§ Prompt
Give the entries again exactly as they appear, but without the images.

Excerpts from an interface dataset
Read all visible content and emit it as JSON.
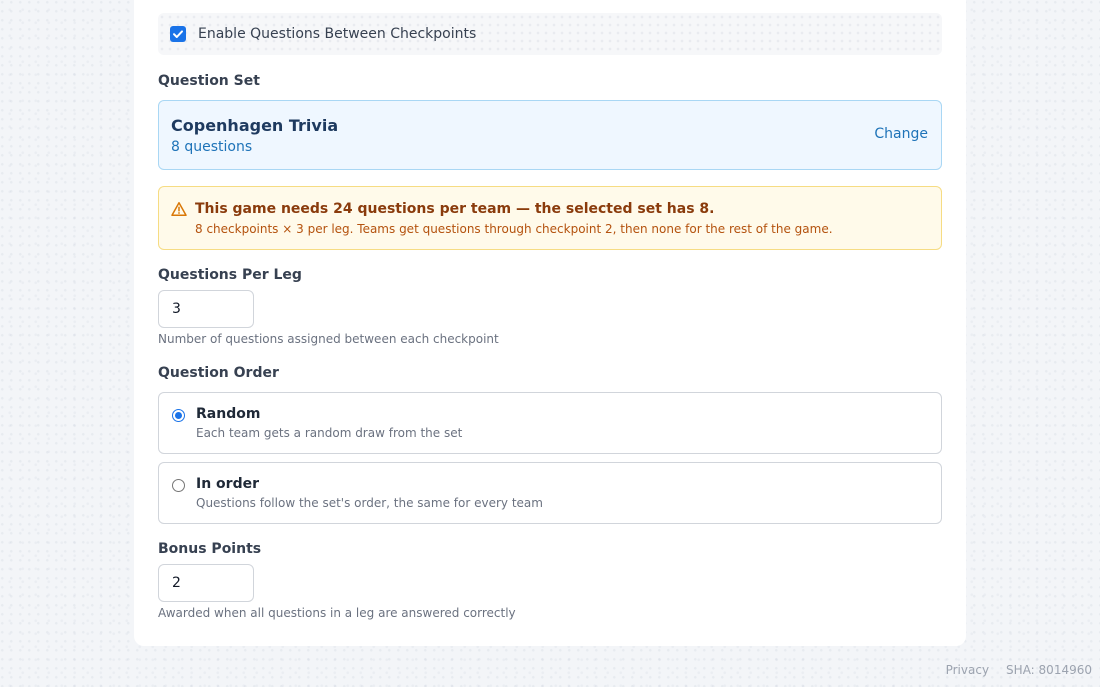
{
  "enable_questions": {
    "label": "Enable Questions Between Checkpoints",
    "checked": true
  },
  "question_set": {
    "section_label": "Question Set",
    "name": "Copenhagen Trivia",
    "count": "8 questions",
    "change_label": "Change"
  },
  "warning": {
    "icon": "warning-triangle-icon",
    "title": "This game needs 24 questions per team — the selected set has 8.",
    "detail": "8 checkpoints × 3 per leg. Teams get questions through checkpoint 2, then none for the rest of the game."
  },
  "questions_per_leg": {
    "label": "Questions Per Leg",
    "value": "3",
    "helper": "Number of questions assigned between each checkpoint"
  },
  "question_order": {
    "label": "Question Order",
    "options": [
      {
        "title": "Random",
        "description": "Each team gets a random draw from the set",
        "selected": true
      },
      {
        "title": "In order",
        "description": "Questions follow the set's order, the same for every team",
        "selected": false
      }
    ]
  },
  "bonus_points": {
    "label": "Bonus Points",
    "value": "2",
    "helper": "Awarded when all questions in a leg are answered correctly"
  },
  "footer": {
    "privacy": "Privacy",
    "sha": "SHA: 8014960"
  },
  "colors": {
    "accent": "#1a73e8",
    "link": "#1e73b8",
    "warning_bg": "#fffaea",
    "warning_border": "#f6dc83",
    "warning_title": "#8a3b0c"
  }
}
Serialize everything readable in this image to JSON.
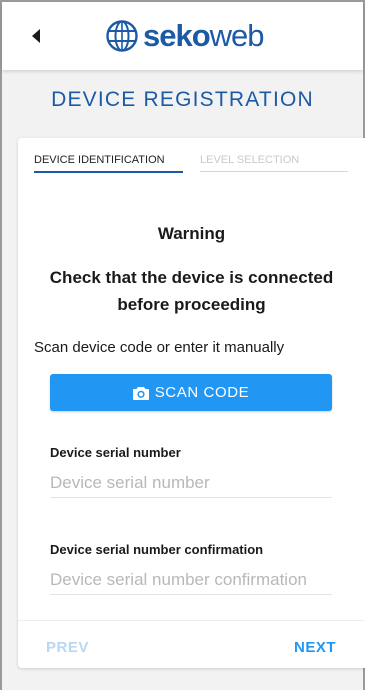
{
  "header": {
    "brand_bold": "seko",
    "brand_light": "web"
  },
  "page": {
    "title": "DEVICE REGISTRATION"
  },
  "tabs": [
    {
      "label": "DEVICE IDENTIFICATION",
      "active": true
    },
    {
      "label": "LEVEL SELECTION",
      "active": false
    }
  ],
  "content": {
    "warning_title": "Warning",
    "warning_text": "Check that the device is connected before proceeding",
    "scan_hint": "Scan device code or enter it manually",
    "scan_button_label": "SCAN CODE",
    "serial_label": "Device serial number",
    "serial_placeholder": "Device serial number",
    "serial_value": "",
    "confirm_label": "Device serial number confirmation",
    "confirm_placeholder": "Device serial number confirmation",
    "confirm_value": ""
  },
  "footer": {
    "prev_label": "PREV",
    "next_label": "NEXT"
  },
  "icons": {
    "back": "back-arrow-icon",
    "logo": "globe-logo-icon",
    "scan": "camera-icon"
  },
  "colors": {
    "brand": "#1c5aa6",
    "primary": "#2196f3",
    "disabled": "#b9d6f3"
  }
}
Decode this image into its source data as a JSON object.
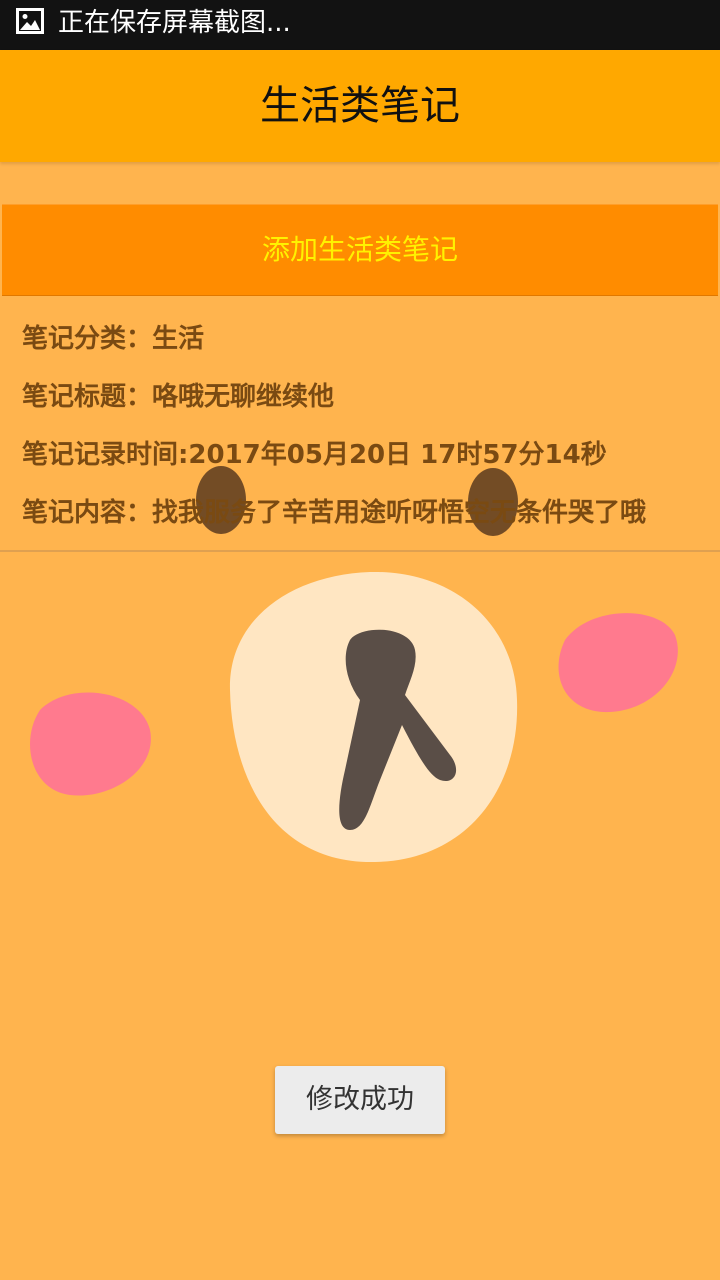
{
  "status_bar": {
    "notification_icon": "image-icon",
    "text": "正在保存屏幕截图..."
  },
  "app_bar": {
    "title": "生活类笔记"
  },
  "add_button": {
    "label": "添加生活类笔记"
  },
  "note": {
    "category_label": "笔记分类：",
    "category_value": "生活",
    "title_label": "笔记标题：",
    "title_value": "咯哦无聊继续他",
    "time_label": "笔记记录时间:",
    "time_value": "2017年05月20日 17时57分14秒",
    "content_label": "笔记内容：",
    "content_value": "找我服务了辛苦用途听呀悟空无条件哭了哦"
  },
  "toast": {
    "message": "修改成功"
  },
  "colors": {
    "status_bar": "#121212",
    "app_bar": "#FFA800",
    "background": "#FFB44E",
    "add_button": "#FF8C00",
    "add_button_text": "#FFF200",
    "note_text": "#7A4A12",
    "toast_bg": "#ECECEC"
  }
}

§ The completed task
Read all visible content and emit it as JSON.
{
  "enable_questions": {
    "label": "Enable Questions Between Checkpoints",
    "checked": true
  },
  "question_set": {
    "section_label": "Question Set",
    "name": "Copenhagen Trivia",
    "count": "8 questions",
    "change_label": "Change"
  },
  "warning": {
    "icon": "warning-triangle-icon",
    "title": "This game needs 24 questions per team — the selected set has 8.",
    "detail": "8 checkpoints × 3 per leg. Teams get questions through checkpoint 2, then none for the rest of the game."
  },
  "questions_per_leg": {
    "label": "Questions Per Leg",
    "value": "3",
    "helper": "Number of questions assigned between each checkpoint"
  },
  "question_order": {
    "label": "Question Order",
    "options": [
      {
        "title": "Random",
        "description": "Each team gets a random draw from the set",
        "selected": true
      },
      {
        "title": "In order",
        "description": "Questions follow the set's order, the same for every team",
        "selected": false
      }
    ]
  },
  "bonus_points": {
    "label": "Bonus Points",
    "value": "2",
    "helper": "Awarded when all questions in a leg are answered correctly"
  },
  "footer": {
    "privacy": "Privacy",
    "sha": "SHA: 8014960"
  },
  "colors": {
    "accent": "#1a73e8",
    "link": "#1e73b8",
    "warning_bg": "#fffaea",
    "warning_border": "#f6dc83",
    "warning_title": "#8a3b0c"
  }
}
Serialize everything readable in this image to JSON.
{
  "header": {
    "brand_bold": "seko",
    "brand_light": "web"
  },
  "page": {
    "title": "DEVICE REGISTRATION"
  },
  "tabs": [
    {
      "label": "DEVICE IDENTIFICATION",
      "active": true
    },
    {
      "label": "LEVEL SELECTION",
      "active": false
    }
  ],
  "content": {
    "warning_title": "Warning",
    "warning_text": "Check that the device is connected before proceeding",
    "scan_hint": "Scan device code or enter it manually",
    "scan_button_label": "SCAN CODE",
    "serial_label": "Device serial number",
    "serial_placeholder": "Device serial number",
    "serial_value": "",
    "confirm_label": "Device serial number confirmation",
    "confirm_placeholder": "Device serial number confirmation",
    "confirm_value": ""
  },
  "footer": {
    "prev_label": "PREV",
    "next_label": "NEXT"
  },
  "icons": {
    "back": "back-arrow-icon",
    "logo": "globe-logo-icon",
    "scan": "camera-icon"
  },
  "colors": {
    "brand": "#1c5aa6",
    "primary": "#2196f3",
    "disabled": "#b9d6f3"
  }
}
Decode this image into its source data as a JSON object.
{
  "status_bar": {
    "notification_icon": "image-icon",
    "text": "正在保存屏幕截图..."
  },
  "app_bar": {
    "title": "生活类笔记"
  },
  "add_button": {
    "label": "添加生活类笔记"
  },
  "note": {
    "category_label": "笔记分类：",
    "category_value": "生活",
    "title_label": "笔记标题：",
    "title_value": "咯哦无聊继续他",
    "time_label": "笔记记录时间:",
    "time_value": "2017年05月20日 17时57分14秒",
    "content_label": "笔记内容：",
    "content_value": "找我服务了辛苦用途听呀悟空无条件哭了哦"
  },
  "toast": {
    "message": "修改成功"
  },
  "colors": {
    "status_bar": "#121212",
    "app_bar": "#FFA800",
    "background": "#FFB44E",
    "add_button": "#FF8C00",
    "add_button_text": "#FFF200",
    "note_text": "#7A4A12",
    "toast_bg": "#ECECEC"
  }
}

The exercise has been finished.